English (Commonwealth) English (American)

This is in keeping with Wikipedia's own policy statement on English; it also seems fair considering the existence of things like: Norwegian (Bokmal) & Norwegian (Nynorsk); Dutch, Limburgish and Afrikaans; Simple English; Galician and Portuguese; and frankly some Slavic dialects.

  • Strong Oppose. Belgian man 12:15, 1 November 2005 (UTC)
  • Strong Oppose. This break the unity of the languages and convert this in a problem of countries.--Taichi - (あ!) 23:12, 8 January 2006 (UTC)
  • Strong Oppose. As a non-native English-speaker, I can barely recognize (or recognise) there is a spelling difference between color and colour. And as for cases like aubergine/eggplant, I could cite almost the same number of examples in the Italian language; they can be very easily managed by redirects - or, if the developers want to write a script similar to the one in zh. or sr. for the different spellings. Splitting it now would create 2 wikipedias that would be 99.9% identical in the first stance, and then will contradict themselves with the time passing. What for? --Cruccone 12:19, 15 March 2006 (UTC)
  • Oppose. I can most certainly reconize differences between American English and, say, British English, or other varieties of English, e.g. Canadian English. They're so minmal, that they do not even support the idea calling American English an English dialect, whereas variations of American English used by different social groups inside the USA very well qualify as unique sociolects, and there are of course dialects of British English proper (e.g. Cockney). Spoken Indian English in India is far more different from British English of mainland England than American English is. As long as none of those English variants has an own Wikipedia, it's imho futile to suggest a split between British and American English Wikipedia. If there are differences, they should be incorporated into the one Wikipedia, so as to make them available to the entire English speaking/reading world. -- Purodha Blissenbach 18:54, 1 May 2006 (UTC)
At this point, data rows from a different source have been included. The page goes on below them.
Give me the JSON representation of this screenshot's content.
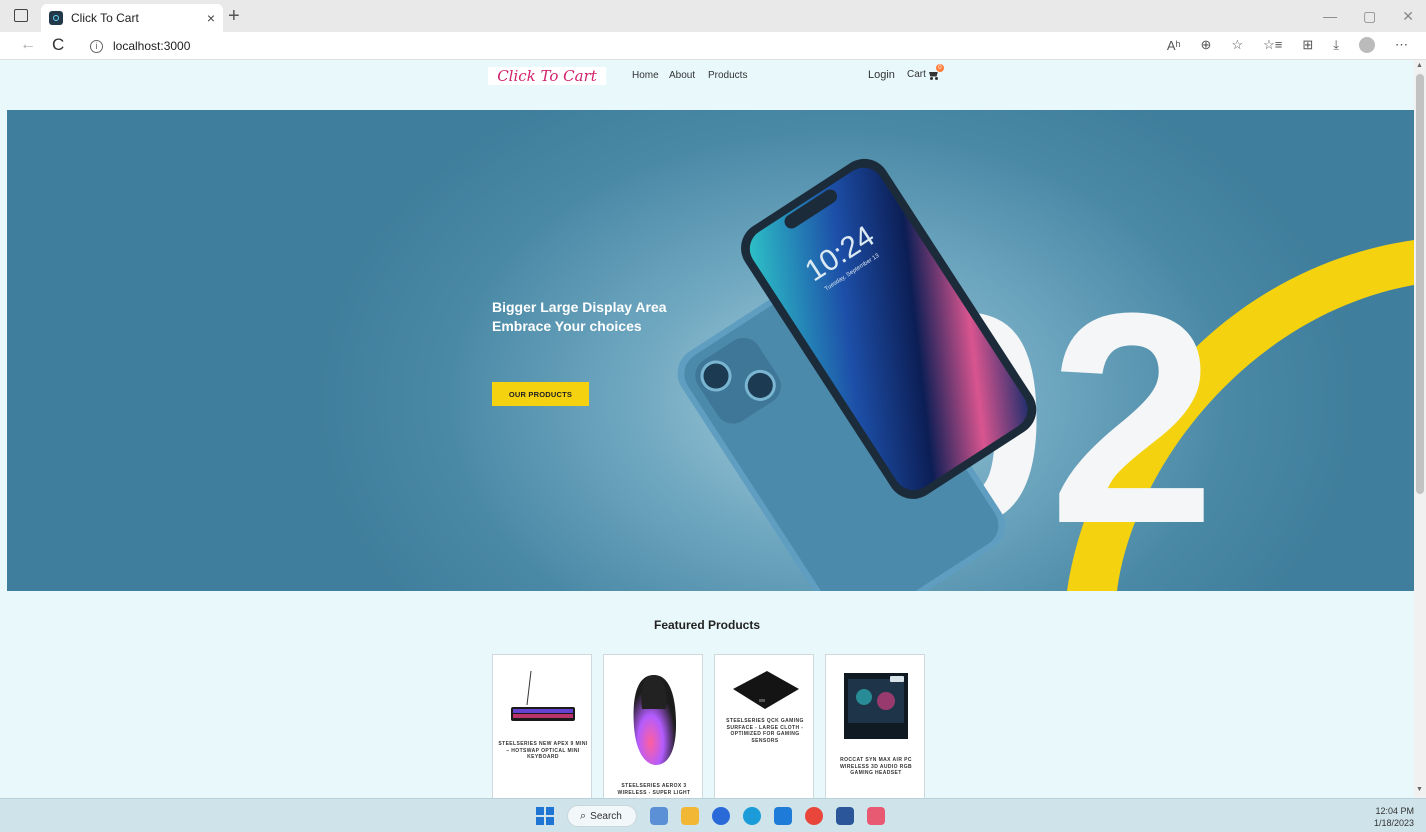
{
  "browser": {
    "tab_title": "Click To Cart",
    "url": "localhost:3000",
    "close_glyph": "×",
    "new_tab_glyph": "+",
    "back_glyph": "←",
    "reload_glyph": "C",
    "info_glyph": "i",
    "window_controls": [
      "—",
      "▢",
      "✕"
    ],
    "toolbar_glyphs": [
      "Aʰ",
      "⊕",
      "☆",
      "☆≡",
      "⊞",
      "⤓",
      "⋯"
    ]
  },
  "site": {
    "brand": "Click To Cart",
    "nav": {
      "home": "Home",
      "about": "About",
      "products": "Products",
      "login": "Login",
      "cart": "Cart",
      "cart_count": "0"
    }
  },
  "hero": {
    "title_line1": "Bigger Large Display Area",
    "title_line2": "Embrace Your choices",
    "button": "OUR PRODUCTS",
    "phone_time": "10:24",
    "phone_date": "Tuesday, September 13",
    "number": "02",
    "accent_color": "#f5d20f"
  },
  "featured": {
    "title": "Featured Products",
    "products": [
      {
        "name": "STEELSERIES NEW APEX 9 MINI – HOTSWAP OPTICAL MINI KEYBOARD",
        "icon": "keyboard-image"
      },
      {
        "name": "STEELSERIES AEROX 3 WIRELESS - SUPER LIGHT",
        "icon": "mouse-image"
      },
      {
        "name": "STEELSERIES QCK GAMING SURFACE - LARGE CLOTH - OPTIMIZED FOR GAMING SENSORS",
        "icon": "mousepad-image"
      },
      {
        "name": "ROCCAT SYN MAX AIR PC WIRELESS 3D AUDIO RGB GAMING HEADSET",
        "icon": "headset-box-image"
      }
    ]
  },
  "taskbar": {
    "search": "Search",
    "search_glyph": "⌕",
    "time": "12:04 PM",
    "date": "1/18/2023"
  }
}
  • HYBRID. MODIFY THE WIKI. Modify wikimedia's software to support (auto) tagging words like football / soccer to simulate British vs American English when it's really the same project at en.wikipedia.org. This would solve the majority of complaints on both sides. The software sucks... A simple language variation can be automatically converted most of the time. Words like American Football or European Football could be manually tagged, words like favor/favour or colour/color could be automatically converted.